Since its inception, the O’Connor Justice Prize, including the cash award and formal event, has been funded entirely through the generosity of members of the O’Connor Justice Prize Advisory Board.
In order to secure the viability of the prize going forward, the Board seeks patrons who share Justice O’Connor’s commitment to promoting the rule of law around the world. We hope you will consider joining us to help establish the O’Connor Justice Prize as an enduring symbol of that shared commitment
Past Prize Winners
President Jimmy Carter
39th President of the United States
Founder of The Carter Center
Jimmy Carter (James Earl Carter, Jr.) served as the thirty-ninth President of the United States. Significant foreign policy accomplishments of his administration included the Panama Canal treaties, the Camp David Accords, the treaty of peace between Egypt and Israel, the SALT II treaty with the Soviet Union, and the establishment of U.S. diplomatic relations with the People’s Republic of China. He championed human rights throughout the world. On the domestic side, the administration’s achievements included a comprehensive energy program conducted by a new Department of Energy; deregulation in energy, transportation, communications, and finance; major educational programs under a new Department of Education; and major environmental protection legislation, including the Alaska National Interest Lands Conservation Act.
In 1982, he founded The Carter Center. Actively guided by President Carter, the nonpartisan and nonprofit Center addresses national and international issues of public policy. Carter Center staff and associates join with President Carter in efforts to resolve conflict, promote democracy, protect human rights, and prevent disease and other afflictions. The Center has spearheaded the international effort to eradicate Guinea worm disease, which is poised to be the second human disease in history to be eradicated.
On December 10, 2002, the Norwegian Nobel Committee awarded the Nobel Peace Prize for 2002 to Mr. Carter “for his decades of untiring effort to find peaceful solutions to international conflicts, to advance democracy and human rights, and to promote economic and social development.”
Minister Ana Palacio
Member, Council of State of Spain
Former Minister of Foreign Affairs of Spain
Former Senior Vice President and General Counsel of the World Bank Group
The 2016 O’Connor Justice Prize was given to Ana Palacio, member of the Council of State of Spain and former senior vice president and general counsel of the World Bank Group. Minister Palacio was also the first woman to serve as the Minister for Foreign Affairs for the Spanish Government from 2002 to 2004. Throughout her varied and impressive career, Ms. Palacio consistently earned a reputation as an ardent defender and protector of the rule of law, human rights, judicial independence, and press freedom. Minister Palacio’s passion for the rule of law and human rights was evident when as a member of the European Commission’s panel established under Article 255 of the Lisbon Treaty, she was instrumental in ensuring the independence of the European Union judiciary, vetting judicial candidates for two levels of Courts of the European Union. In the early stages of the development of the EU as something more than a commercial relationship, Minister Palacio’s influence was pivotal to the incorporation of human rights into the fabric of the EU. Additionally, with Minister Palacio’s counsel at the World Bank, human rights and freedoms were elevated in financial analyses.
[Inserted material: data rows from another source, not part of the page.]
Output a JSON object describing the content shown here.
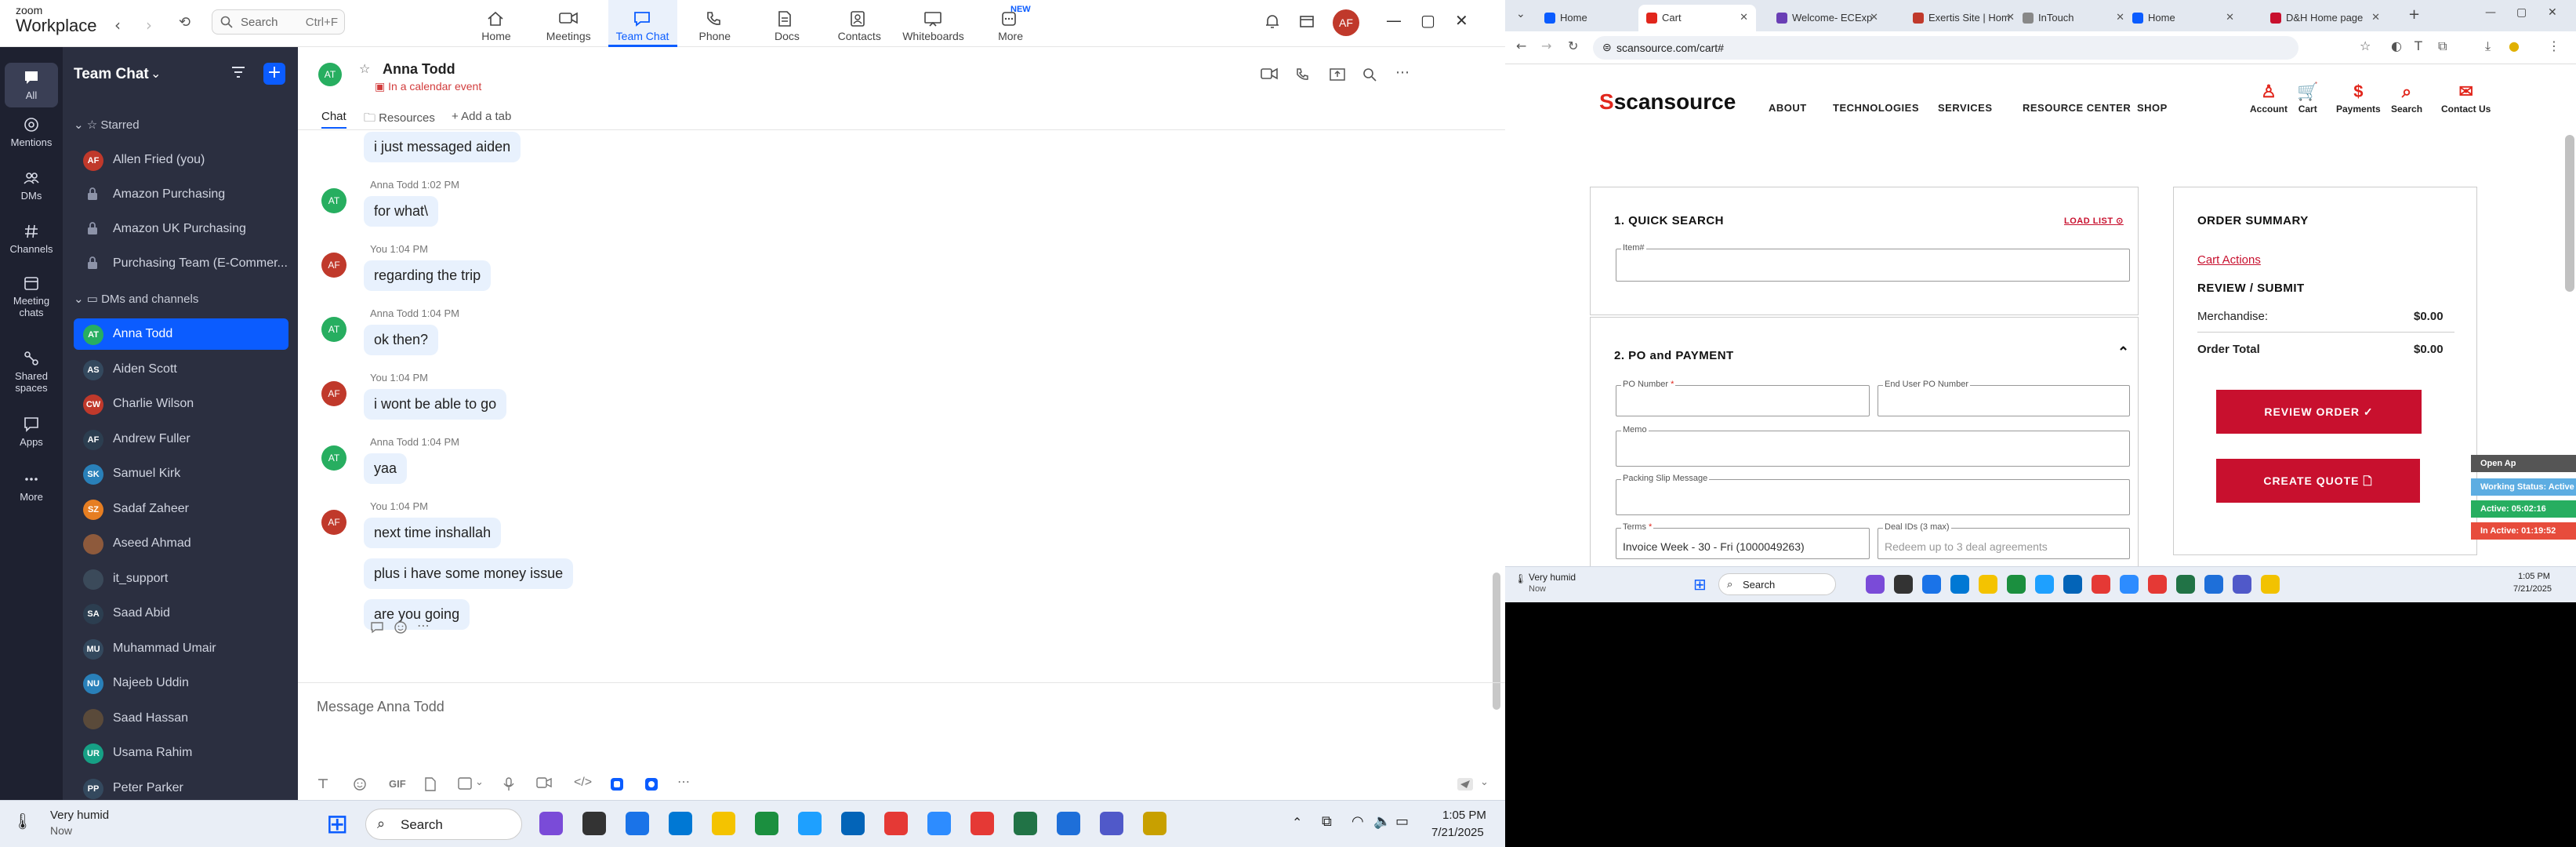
{
  "zoom": {
    "logo_line1": "zoom",
    "logo_line2": "Workplace",
    "search_placeholder": "Search",
    "search_shortcut": "Ctrl+F",
    "tabs": [
      {
        "label": "Home",
        "icon": "home-icon"
      },
      {
        "label": "Meetings",
        "icon": "video-icon"
      },
      {
        "label": "Team Chat",
        "icon": "chat-icon"
      },
      {
        "label": "Phone",
        "icon": "phone-icon"
      },
      {
        "label": "Docs",
        "icon": "docs-icon"
      },
      {
        "label": "Contacts",
        "icon": "contacts-icon"
      },
      {
        "label": "Whiteboards",
        "icon": "whiteboard-icon"
      },
      {
        "label": "More",
        "icon": "more-icon"
      }
    ],
    "more_badge": "NEW",
    "user_initials": "AF",
    "rail": [
      {
        "label": "All",
        "icon": "chat-bubble-icon"
      },
      {
        "label": "Mentions",
        "icon": "at-icon"
      },
      {
        "label": "DMs",
        "icon": "people-icon"
      },
      {
        "label": "Channels",
        "icon": "hash-icon"
      },
      {
        "label": "Meeting chats",
        "label2": "chats",
        "icon": "calendar-icon"
      },
      {
        "label": "Shared spaces",
        "label2": "spaces",
        "icon": "shared-icon"
      },
      {
        "label": "Apps",
        "icon": "apps-icon"
      },
      {
        "label": "More",
        "icon": "ellipsis-icon"
      }
    ],
    "sidebar": {
      "title": "Team Chat",
      "starred_label": "Starred",
      "starred": [
        {
          "name": "Allen Fried (you)",
          "initials": "AF",
          "color": "#c0392b",
          "locked": false
        },
        {
          "name": "Amazon Purchasing",
          "locked": true
        },
        {
          "name": "Amazon UK Purchasing",
          "locked": true
        },
        {
          "name": "Purchasing Team (E-Commer...",
          "locked": true
        }
      ],
      "dms_label": "DMs and channels",
      "dms": [
        {
          "name": "Anna Todd",
          "initials": "AT",
          "color": "#27ae60"
        },
        {
          "name": "Aiden Scott",
          "initials": "AS",
          "color": "#34495e"
        },
        {
          "name": "Charlie Wilson",
          "initials": "CW",
          "color": "#c0392b"
        },
        {
          "name": "Andrew Fuller",
          "initials": "AF",
          "color": "#2c3e50"
        },
        {
          "name": "Samuel Kirk",
          "initials": "SK",
          "color": "#2980b9"
        },
        {
          "name": "Sadaf Zaheer",
          "initials": "SZ",
          "color": "#e67e22"
        },
        {
          "name": "Aseed Ahmad",
          "initials": "",
          "color": "#8e5a3c"
        },
        {
          "name": "it_support",
          "initials": "",
          "color": "#3b4a5a"
        },
        {
          "name": "Saad Abid",
          "initials": "SA",
          "color": "#2c3e50"
        },
        {
          "name": "Muhammad Umair",
          "initials": "MU",
          "color": "#34495e"
        },
        {
          "name": "Najeeb Uddin",
          "initials": "NU",
          "color": "#2980b9"
        },
        {
          "name": "Saad Hassan",
          "initials": "",
          "color": "#5a4a3a"
        },
        {
          "name": "Usama Rahim",
          "initials": "UR",
          "color": "#16a085"
        },
        {
          "name": "Peter Parker",
          "initials": "PP",
          "color": "#34495e"
        }
      ]
    },
    "chat": {
      "contact_name": "Anna Todd",
      "contact_initials": "AT",
      "status": "In a calendar event",
      "tabs": [
        "Chat",
        "Resources",
        "Add a tab"
      ],
      "messages": [
        {
          "sender": "",
          "time": "",
          "text": "i just messaged aiden",
          "av": "",
          "color": ""
        },
        {
          "sender": "Anna Todd",
          "time": "1:02 PM",
          "text": "for what\\",
          "av": "AT",
          "color": "#27ae60"
        },
        {
          "sender": "You",
          "time": "1:04 PM",
          "text": "regarding the trip",
          "av": "AF",
          "color": "#c0392b"
        },
        {
          "sender": "Anna Todd",
          "time": "1:04 PM",
          "text": "ok then?",
          "av": "AT",
          "color": "#27ae60"
        },
        {
          "sender": "You",
          "time": "1:04 PM",
          "text": "i wont be able to go",
          "av": "AF",
          "color": "#c0392b"
        },
        {
          "sender": "Anna Todd",
          "time": "1:04 PM",
          "text": "yaa",
          "av": "AT",
          "color": "#27ae60"
        },
        {
          "sender": "You",
          "time": "1:04 PM",
          "text": "next time inshallah",
          "av": "AF",
          "color": "#c0392b"
        },
        {
          "sender": "",
          "time": "",
          "text": "plus i have some money issue",
          "av": "",
          "color": ""
        },
        {
          "sender": "",
          "time": "",
          "text": "are you going",
          "av": "",
          "color": ""
        }
      ],
      "compose_placeholder": "Message Anna Todd",
      "gif_label": "GIF"
    }
  },
  "browser": {
    "tabs": [
      {
        "title": "Home",
        "color": "#0b5cff"
      },
      {
        "title": "Cart",
        "color": "#e1261c"
      },
      {
        "title": "Welcome- ECExp",
        "color": "#6a3fb5"
      },
      {
        "title": "Exertis Site | Hom",
        "color": "#c0392b"
      },
      {
        "title": "InTouch",
        "color": "#888"
      },
      {
        "title": "Home",
        "color": "#0b5cff"
      },
      {
        "title": "D&H Home page",
        "color": "#c8102e"
      }
    ],
    "url": "scansource.com/cart#",
    "site": {
      "logo": "scansource",
      "nav": [
        "ABOUT",
        "TECHNOLOGIES",
        "SERVICES",
        "RESOURCE CENTER",
        "SHOP"
      ],
      "icons": [
        "Account",
        "Cart",
        "Payments",
        "Search",
        "Contact Us"
      ],
      "quick_search_title": "1. QUICK SEARCH",
      "load_list": "LOAD LIST",
      "item_label": "Item#",
      "po_title": "2. PO and PAYMENT",
      "po_number_label": "PO Number",
      "end_user_po_label": "End User PO Number",
      "memo_label": "Memo",
      "packing_slip_label": "Packing Slip Message",
      "terms_label": "Terms",
      "terms_value": "Invoice Week - 30 - Fri (1000049263)",
      "deal_ids_label": "Deal IDs (3 max)",
      "deal_ids_placeholder": "Redeem up to 3 deal agreements",
      "order_summary_title": "ORDER SUMMARY",
      "cart_actions": "Cart Actions",
      "review_submit": "REVIEW / SUBMIT",
      "merchandise_label": "Merchandise:",
      "merchandise_value": "$0.00",
      "order_total_label": "Order Total",
      "order_total_value": "$0.00",
      "review_order_btn": "REVIEW ORDER ✓",
      "create_quote_btn": "CREATE QUOTE 🗋"
    },
    "widget": {
      "open": "Open Ap",
      "working": "Working Status: Active",
      "active": "Active: 05:02:16",
      "inactive": "In Active: 01:19:52"
    },
    "taskbar": {
      "weather": "Very humid",
      "weather_sub": "Now",
      "search": "Search",
      "time": "1:05 PM",
      "date": "7/21/2025"
    }
  },
  "taskbar": {
    "weather": "Very humid",
    "weather_sub": "Now",
    "search": "Search",
    "time": "1:05 PM",
    "date": "7/21/2025"
  }
}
Dr. Navanethem “Navi” Pillay
UN High Commissioner for Human Rights
After years of working to champion the rights of anti-apartheid activists in South Africa, Ms. Pillay, of Tamil descent, was chosen in 1995 by newly elected President Nelson Mandela to serve on the High Court of South Africa, becoming the first non-white woman to hold that position. That same year, she was elected by the UN General Assembly to serve on the International Criminal Tribunal for Rwanda, where she worked successfully to establish mass rape as a form of genocide. In 2003, she was elected to the first-ever panel of judges of the International Criminal Court, serving until her appointment as High Commissioner in 2008.
Former UN official awarded O’Connor prize for human rights advocacy